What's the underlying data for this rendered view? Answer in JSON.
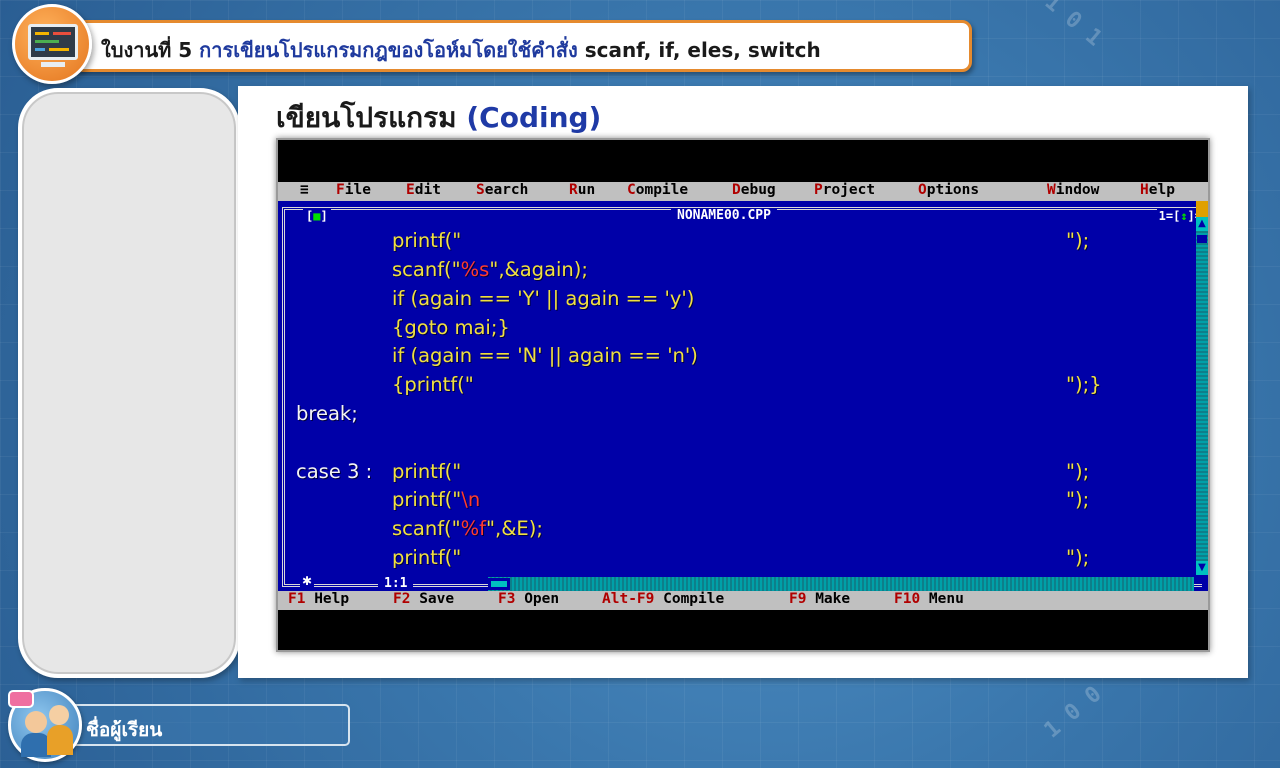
{
  "worksheet": {
    "prefix": "ใบงานที่ 5 ",
    "title_accent": "การเขียนโปรแกรมกฎของโอห์มโดยใช้คำสั่ง ",
    "title_tail": "scanf, if, eles, switch"
  },
  "section": {
    "heading": "เขียนโปรแกรม ",
    "heading_accent": "(Coding)"
  },
  "ide": {
    "menu": {
      "system": "≡",
      "items": [
        {
          "hot": "F",
          "rest": "ile"
        },
        {
          "hot": "E",
          "rest": "dit"
        },
        {
          "hot": "S",
          "rest": "earch"
        },
        {
          "hot": "R",
          "rest": "un"
        },
        {
          "hot": "C",
          "rest": "ompile"
        },
        {
          "hot": "D",
          "rest": "ebug"
        },
        {
          "hot": "P",
          "rest": "roject"
        },
        {
          "hot": "O",
          "rest": "ptions"
        },
        {
          "hot": "W",
          "rest": "indow"
        },
        {
          "hot": "H",
          "rest": "elp"
        }
      ]
    },
    "window": {
      "close_box": "[■]",
      "file_name": "NONAME00.CPP",
      "window_number": "1=[↕]=",
      "cursor_pos": "1:1"
    },
    "code": [
      {
        "a": "printf(\"",
        "b": "",
        "end": "\");"
      },
      {
        "a": "scanf(\"",
        "b": "%s",
        "c": "\",&again);",
        "end": ""
      },
      {
        "a": "if (again == 'Y' || again == 'y')",
        "b": "",
        "end": ""
      },
      {
        "a": "{goto mai;}",
        "b": "",
        "end": ""
      },
      {
        "a": "if (again == 'N' || again == 'n')",
        "b": "",
        "end": ""
      },
      {
        "a": "{printf(\"",
        "b": "",
        "end": "\");}"
      },
      {
        "a": "break;",
        "b": "",
        "end": ""
      },
      {
        "a": "",
        "b": "",
        "end": ""
      },
      {
        "a": "case 3 :",
        "b": "printf(\"",
        "end": "\");"
      },
      {
        "a": "printf(\"",
        "b": "\\n",
        "end": "\");"
      },
      {
        "a": "scanf(\"",
        "b": "%f",
        "c": "\",&E);",
        "end": ""
      },
      {
        "a": "printf(\"",
        "b": "",
        "end": "\");"
      }
    ],
    "status": [
      {
        "key": "F1",
        "label": " Help"
      },
      {
        "key": "F2",
        "label": " Save"
      },
      {
        "key": "F3",
        "label": " Open"
      },
      {
        "key": "Alt-F9",
        "label": " Compile"
      },
      {
        "key": "F9",
        "label": " Make"
      },
      {
        "key": "F10",
        "label": " Menu"
      }
    ]
  },
  "student": {
    "name_label": "ชื่อผู้เรียน"
  },
  "colors": {
    "editor_bg": "#0000a8",
    "code_text": "#f0e040",
    "string_red": "#ff3b2f",
    "header_border": "#e58a2e",
    "heading_accent": "#1f3aa6"
  }
}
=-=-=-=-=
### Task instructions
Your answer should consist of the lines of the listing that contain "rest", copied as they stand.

### Solved exercise
          "rest": "ile"
          "rest": "dit"
          "rest": "earch"
          "rest": "un"
          "rest": "ompile"
          "rest": "ebug"
          "rest": "roject"
          "rest": "ptions"
          "rest": "indow"
          "rest": "elp"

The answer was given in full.